Dataset rows for apps and sites:
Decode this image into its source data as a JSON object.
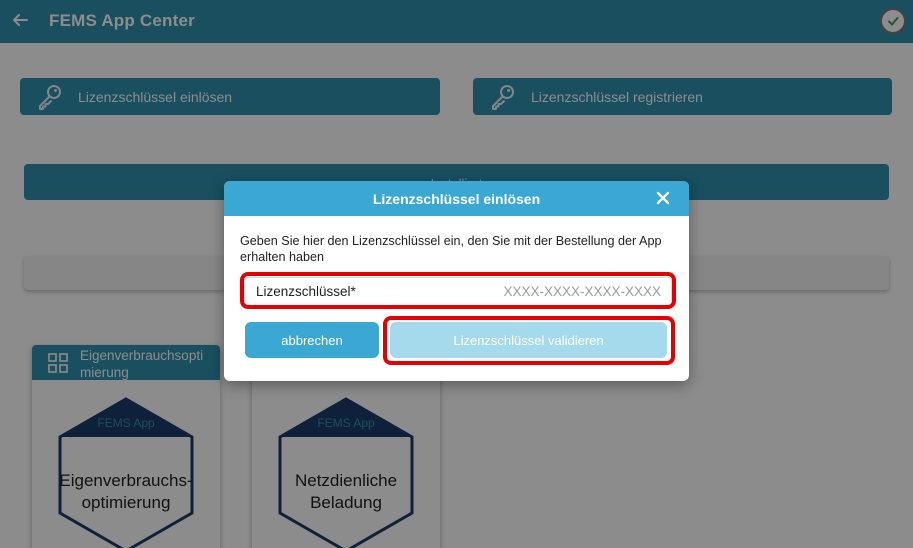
{
  "header": {
    "title": "FEMS App Center",
    "back_icon": "arrow-left-icon",
    "status_icon": "check-circle-icon"
  },
  "actions": {
    "redeem_label": "Lizenzschlüssel einlösen",
    "register_label": "Lizenzschlüssel registrieren",
    "icon": "key-icon"
  },
  "installed_label": "Installiert",
  "cards": [
    {
      "header": "Eigenverbrauchsoptimierung",
      "brand": "FEMS App",
      "name": "Eigenverbrauchs-\noptimierung"
    },
    {
      "header": "",
      "brand": "FEMS App",
      "name": "Netzdienliche\nBeladung"
    }
  ],
  "dialog": {
    "title": "Lizenzschlüssel einlösen",
    "description": "Geben Sie hier den Lizenzschlüssel ein, den Sie mit der Bestellung der App erhalten haben",
    "field_label": "Lizenzschlüssel*",
    "field_placeholder": "XXXX-XXXX-XXXX-XXXX",
    "field_value": "",
    "cancel_label": "abbrechen",
    "validate_label": "Lizenzschlüssel validieren",
    "close_icon": "close-icon"
  },
  "colors": {
    "primary": "#2e90ad",
    "dialog_header": "#3aa8d2",
    "disabled_button": "#a5d9ec",
    "highlight": "#e40000"
  }
}
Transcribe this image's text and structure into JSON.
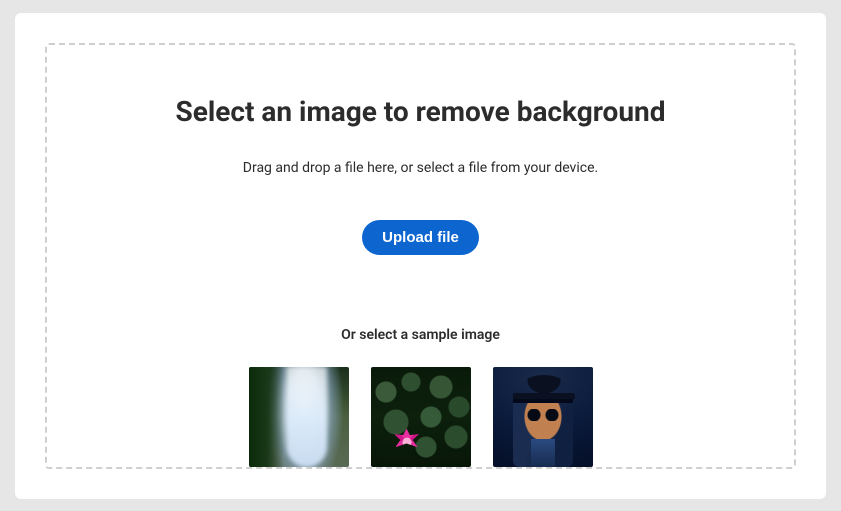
{
  "header": {
    "title": "Select an image to remove background",
    "subtitle": "Drag and drop a file here, or select a file from your device."
  },
  "actions": {
    "upload_label": "Upload file"
  },
  "samples": {
    "label": "Or select a sample image",
    "items": [
      {
        "name": "waterfall"
      },
      {
        "name": "lotus"
      },
      {
        "name": "man-in-hat"
      }
    ]
  }
}
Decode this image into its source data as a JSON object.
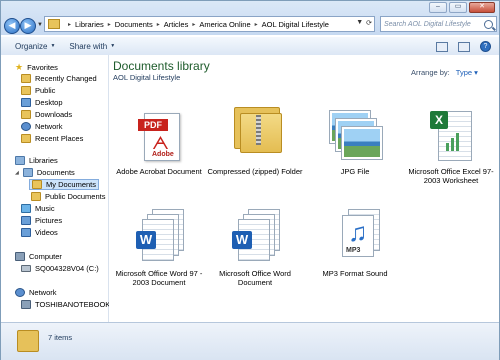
{
  "window_controls": {
    "minimize": "–",
    "maximize": "▭",
    "close": "✕"
  },
  "address_bar": {
    "crumbs": [
      "Libraries",
      "Documents",
      "Articles",
      "America Online",
      "AOL Digital Lifestyle"
    ]
  },
  "search": {
    "placeholder": "Search AOL Digital Lifestyle"
  },
  "toolbar": {
    "organize": "Organize",
    "share_with": "Share with"
  },
  "nav": {
    "favorites": "Favorites",
    "recently_changed": "Recently Changed",
    "public": "Public",
    "desktop": "Desktop",
    "downloads": "Downloads",
    "network_fav": "Network",
    "recent_places": "Recent Places",
    "libraries": "Libraries",
    "documents": "Documents",
    "my_documents": "My Documents",
    "public_documents": "Public Documents",
    "music": "Music",
    "pictures": "Pictures",
    "videos": "Videos",
    "computer": "Computer",
    "drive": "SQ004328V04 (C:)",
    "network": "Network",
    "network_pc": "TOSHIBANOTEBOOK"
  },
  "content": {
    "title": "Documents library",
    "subtitle": "AOL Digital Lifestyle",
    "arrange_label": "Arrange by:",
    "arrange_value": "Type",
    "files": [
      {
        "name": "Adobe Acrobat Document",
        "icon": "pdf-icon"
      },
      {
        "name": "Compressed (zipped) Folder",
        "icon": "zip-folder-icon"
      },
      {
        "name": "JPG File",
        "icon": "jpg-icon"
      },
      {
        "name": "Microsoft Office Excel 97-2003 Worksheet",
        "icon": "excel-icon"
      },
      {
        "name": "Microsoft Office Word 97 - 2003 Document",
        "icon": "word97-icon"
      },
      {
        "name": "Microsoft Office Word Document",
        "icon": "word-icon"
      },
      {
        "name": "MP3 Format Sound",
        "icon": "mp3-icon"
      }
    ]
  },
  "status": {
    "items": "7 items"
  },
  "colors": {
    "title_green": "#1e5c2c",
    "link_blue": "#1d5fb8",
    "selection": "#cde4fb"
  }
}
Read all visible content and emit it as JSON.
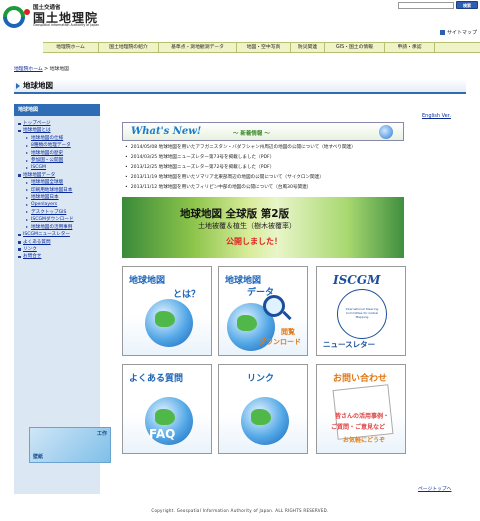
{
  "header": {
    "agency_line": "国土交通省",
    "org_name": "国土地理院",
    "org_name_en": "Geospatial Information Authority of Japan",
    "search_button": "検索",
    "sitemap": "サイトマップ"
  },
  "global_nav": [
    "地理院ホーム",
    "国土地理院の紹介",
    "基準点・測地観測データ",
    "地図・空中写真",
    "防災関連",
    "GIS・国土の情報",
    "申請・承認"
  ],
  "breadcrumb": {
    "home": "地理院ホーム",
    "sep": ">",
    "current": "地球地図"
  },
  "page_title": "地球地図",
  "sidebar": {
    "heading": "地球地図",
    "items": [
      {
        "label": "トップページ",
        "sub": false
      },
      {
        "label": "地球地図とは",
        "sub": false
      },
      {
        "label": "地球地図の仕様",
        "sub": true
      },
      {
        "label": "8種類の地理データ",
        "sub": true
      },
      {
        "label": "地球地図の歴史",
        "sub": true
      },
      {
        "label": "参加国・公開国",
        "sub": true
      },
      {
        "label": "ISCGM",
        "sub": true
      },
      {
        "label": "地球地図データ",
        "sub": false
      },
      {
        "label": "地球地図全球版",
        "sub": true
      },
      {
        "label": "印刷用地球地図日本",
        "sub": true
      },
      {
        "label": "地球地図日本",
        "sub": true
      },
      {
        "label": "Openlayers",
        "sub": true
      },
      {
        "label": "デスクトップGIS",
        "sub": true
      },
      {
        "label": "ISCGMダウンロード",
        "sub": true
      },
      {
        "label": "地球地図の活用事例",
        "sub": true
      },
      {
        "label": "ISCGMニュースレター",
        "sub": false
      },
      {
        "label": "よくある質問",
        "sub": false
      },
      {
        "label": "リンク",
        "sub": false
      },
      {
        "label": "お問合せ",
        "sub": false
      }
    ],
    "banner_top": "工作",
    "banner_bottom": "壁紙"
  },
  "english_link": "English Ver.",
  "news": {
    "title_en": "What's New!",
    "title_ja": "～ 新着情報 ～",
    "items": [
      "2014/05/08 地球地図を用いたアフガニスタン・バダフシャン州周辺の地図の公開について（地すべり関連）",
      "2014/03/25 地球地図ニューズレター第73号を掲載しました（PDF）",
      "2013/12/25 地球地図ニューズレター第72号を掲載しました（PDF）",
      "2013/11/19 地球地図を用いたソマリア北東部周辺の地図の公開について（サイクロン関連）",
      "2013/11/12 地球地図を用いたフィリピン中部の地図の公開について（台風30号関連）"
    ]
  },
  "hero": {
    "line1": "地球地図 全球版 第2版",
    "line2": "土地被覆＆植生（樹木被覆率）",
    "line3": "公開しました！"
  },
  "tiles": {
    "about": {
      "l1": "地球地図",
      "l2": "とは？"
    },
    "data": {
      "l1": "地球地図",
      "l2": "データ",
      "l3": "閲覧",
      "l4": "ダウンロード"
    },
    "iscgm": {
      "l1": "ISCGM",
      "ring": "International Steering Committee for Global Mapping",
      "l2": "ニュースレター"
    },
    "faq": {
      "l1": "よくある質問",
      "l2": "FAQ"
    },
    "link": {
      "l1": "リンク"
    },
    "inquiry": {
      "l1": "お問い合わせ",
      "l2": "皆さんの活用事例・",
      "l3": "ご質問・ご意見など",
      "l4": "お気軽にどうぞ"
    }
  },
  "to_top": "ページトップへ",
  "footer": "Copyright. Geospatial Information Authority of Japan. ALL RIGHTS RESERVED."
}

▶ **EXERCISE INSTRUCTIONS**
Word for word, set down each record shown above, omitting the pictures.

▶ **WORKED SOLUTION**
Decode this image into its source data as a JSON object.
{
  "header": {
    "title": "FEMS App Center",
    "back_icon": "arrow-left-icon",
    "status_icon": "check-circle-icon"
  },
  "actions": {
    "redeem_label": "Lizenzschlüssel einlösen",
    "register_label": "Lizenzschlüssel registrieren",
    "icon": "key-icon"
  },
  "installed_label": "Installiert",
  "cards": [
    {
      "header": "Eigenverbrauchsoptimierung",
      "brand": "FEMS App",
      "name": "Eigenverbrauchs-\noptimierung"
    },
    {
      "header": "",
      "brand": "FEMS App",
      "name": "Netzdienliche\nBeladung"
    }
  ],
  "dialog": {
    "title": "Lizenzschlüssel einlösen",
    "description": "Geben Sie hier den Lizenzschlüssel ein, den Sie mit der Bestellung der App erhalten haben",
    "field_label": "Lizenzschlüssel*",
    "field_placeholder": "XXXX-XXXX-XXXX-XXXX",
    "field_value": "",
    "cancel_label": "abbrechen",
    "validate_label": "Lizenzschlüssel validieren",
    "close_icon": "close-icon"
  },
  "colors": {
    "primary": "#2e90ad",
    "dialog_header": "#3aa8d2",
    "disabled_button": "#a5d9ec",
    "highlight": "#e40000"
  }
}
Transcribe this image's text and structure into JSON.
{
  "header": {
    "title": "Select an image to remove background",
    "subtitle": "Drag and drop a file here, or select a file from your device."
  },
  "actions": {
    "upload_label": "Upload file"
  },
  "samples": {
    "label": "Or select a sample image",
    "items": [
      {
        "name": "waterfall"
      },
      {
        "name": "lotus"
      },
      {
        "name": "man-in-hat"
      }
    ]
  }
}
Decode this image into its source data as a JSON object.
{
  "window_controls": {
    "minimize": "–",
    "maximize": "▭",
    "close": "✕"
  },
  "address_bar": {
    "crumbs": [
      "Libraries",
      "Documents",
      "Articles",
      "America Online",
      "AOL Digital Lifestyle"
    ]
  },
  "search": {
    "placeholder": "Search AOL Digital Lifestyle"
  },
  "toolbar": {
    "organize": "Organize",
    "share_with": "Share with"
  },
  "nav": {
    "favorites": "Favorites",
    "recently_changed": "Recently Changed",
    "public": "Public",
    "desktop": "Desktop",
    "downloads": "Downloads",
    "network_fav": "Network",
    "recent_places": "Recent Places",
    "libraries": "Libraries",
    "documents": "Documents",
    "my_documents": "My Documents",
    "public_documents": "Public Documents",
    "music": "Music",
    "pictures": "Pictures",
    "videos": "Videos",
    "computer": "Computer",
    "drive": "SQ004328V04 (C:)",
    "network": "Network",
    "network_pc": "TOSHIBANOTEBOOK"
  },
  "content": {
    "title": "Documents library",
    "subtitle": "AOL Digital Lifestyle",
    "arrange_label": "Arrange by:",
    "arrange_value": "Type",
    "files": [
      {
        "name": "Adobe Acrobat Document",
        "icon": "pdf-icon"
      },
      {
        "name": "Compressed (zipped) Folder",
        "icon": "zip-folder-icon"
      },
      {
        "name": "JPG File",
        "icon": "jpg-icon"
      },
      {
        "name": "Microsoft Office Excel 97-2003 Worksheet",
        "icon": "excel-icon"
      },
      {
        "name": "Microsoft Office Word 97 - 2003 Document",
        "icon": "word97-icon"
      },
      {
        "name": "Microsoft Office Word Document",
        "icon": "word-icon"
      },
      {
        "name": "MP3 Format Sound",
        "icon": "mp3-icon"
      }
    ]
  },
  "status": {
    "items": "7 items"
  },
  "colors": {
    "title_green": "#1e5c2c",
    "link_blue": "#1d5fb8",
    "selection": "#cde4fb"
  }
}
Read all visible content and emit it as JSON.
{
  "header": {
    "agency_line": "国土交通省",
    "org_name": "国土地理院",
    "org_name_en": "Geospatial Information Authority of Japan",
    "search_button": "検索",
    "sitemap": "サイトマップ"
  },
  "global_nav": [
    "地理院ホーム",
    "国土地理院の紹介",
    "基準点・測地観測データ",
    "地図・空中写真",
    "防災関連",
    "GIS・国土の情報",
    "申請・承認"
  ],
  "breadcrumb": {
    "home": "地理院ホーム",
    "sep": ">",
    "current": "地球地図"
  },
  "page_title": "地球地図",
  "sidebar": {
    "heading": "地球地図",
    "items": [
      {
        "label": "トップページ",
        "sub": false
      },
      {
        "label": "地球地図とは",
        "sub": false
      },
      {
        "label": "地球地図の仕様",
        "sub": true
      },
      {
        "label": "8種類の地理データ",
        "sub": true
      },
      {
        "label": "地球地図の歴史",
        "sub": true
      },
      {
        "label": "参加国・公開国",
        "sub": true
      },
      {
        "label": "ISCGM",
        "sub": true
      },
      {
        "label": "地球地図データ",
        "sub": false
      },
      {
        "label": "地球地図全球版",
        "sub": true
      },
      {
        "label": "印刷用地球地図日本",
        "sub": true
      },
      {
        "label": "地球地図日本",
        "sub": true
      },
      {
        "label": "Openlayers",
        "sub": true
      },
      {
        "label": "デスクトップGIS",
        "sub": true
      },
      {
        "label": "ISCGMダウンロード",
        "sub": true
      },
      {
        "label": "地球地図の活用事例",
        "sub": true
      },
      {
        "label": "ISCGMニュースレター",
        "sub": false
      },
      {
        "label": "よくある質問",
        "sub": false
      },
      {
        "label": "リンク",
        "sub": false
      },
      {
        "label": "お問合せ",
        "sub": false
      }
    ],
    "banner_top": "工作",
    "banner_bottom": "壁紙"
  },
  "english_link": "English Ver.",
  "news": {
    "title_en": "What's New!",
    "title_ja": "～ 新着情報 ～",
    "items": [
      "2014/05/08 地球地図を用いたアフガニスタン・バダフシャン州周辺の地図の公開について（地すべり関連）",
      "2014/03/25 地球地図ニューズレター第73号を掲載しました（PDF）",
      "2013/12/25 地球地図ニューズレター第72号を掲載しました（PDF）",
      "2013/11/19 地球地図を用いたソマリア北東部周辺の地図の公開について（サイクロン関連）",
      "2013/11/12 地球地図を用いたフィリピン中部の地図の公開について（台風30号関連）"
    ]
  },
  "hero": {
    "line1": "地球地図 全球版 第2版",
    "line2": "土地被覆＆植生（樹木被覆率）",
    "line3": "公開しました！"
  },
  "tiles": {
    "about": {
      "l1": "地球地図",
      "l2": "とは？"
    },
    "data": {
      "l1": "地球地図",
      "l2": "データ",
      "l3": "閲覧",
      "l4": "ダウンロード"
    },
    "iscgm": {
      "l1": "ISCGM",
      "ring": "International Steering Committee for Global Mapping",
      "l2": "ニュースレター"
    },
    "faq": {
      "l1": "よくある質問",
      "l2": "FAQ"
    },
    "link": {
      "l1": "リンク"
    },
    "inquiry": {
      "l1": "お問い合わせ",
      "l2": "皆さんの活用事例・",
      "l3": "ご質問・ご意見など",
      "l4": "お気軽にどうぞ"
    }
  },
  "to_top": "ページトップへ",
  "footer": "Copyright. Geospatial Information Authority of Japan. ALL RIGHTS RESERVED."
}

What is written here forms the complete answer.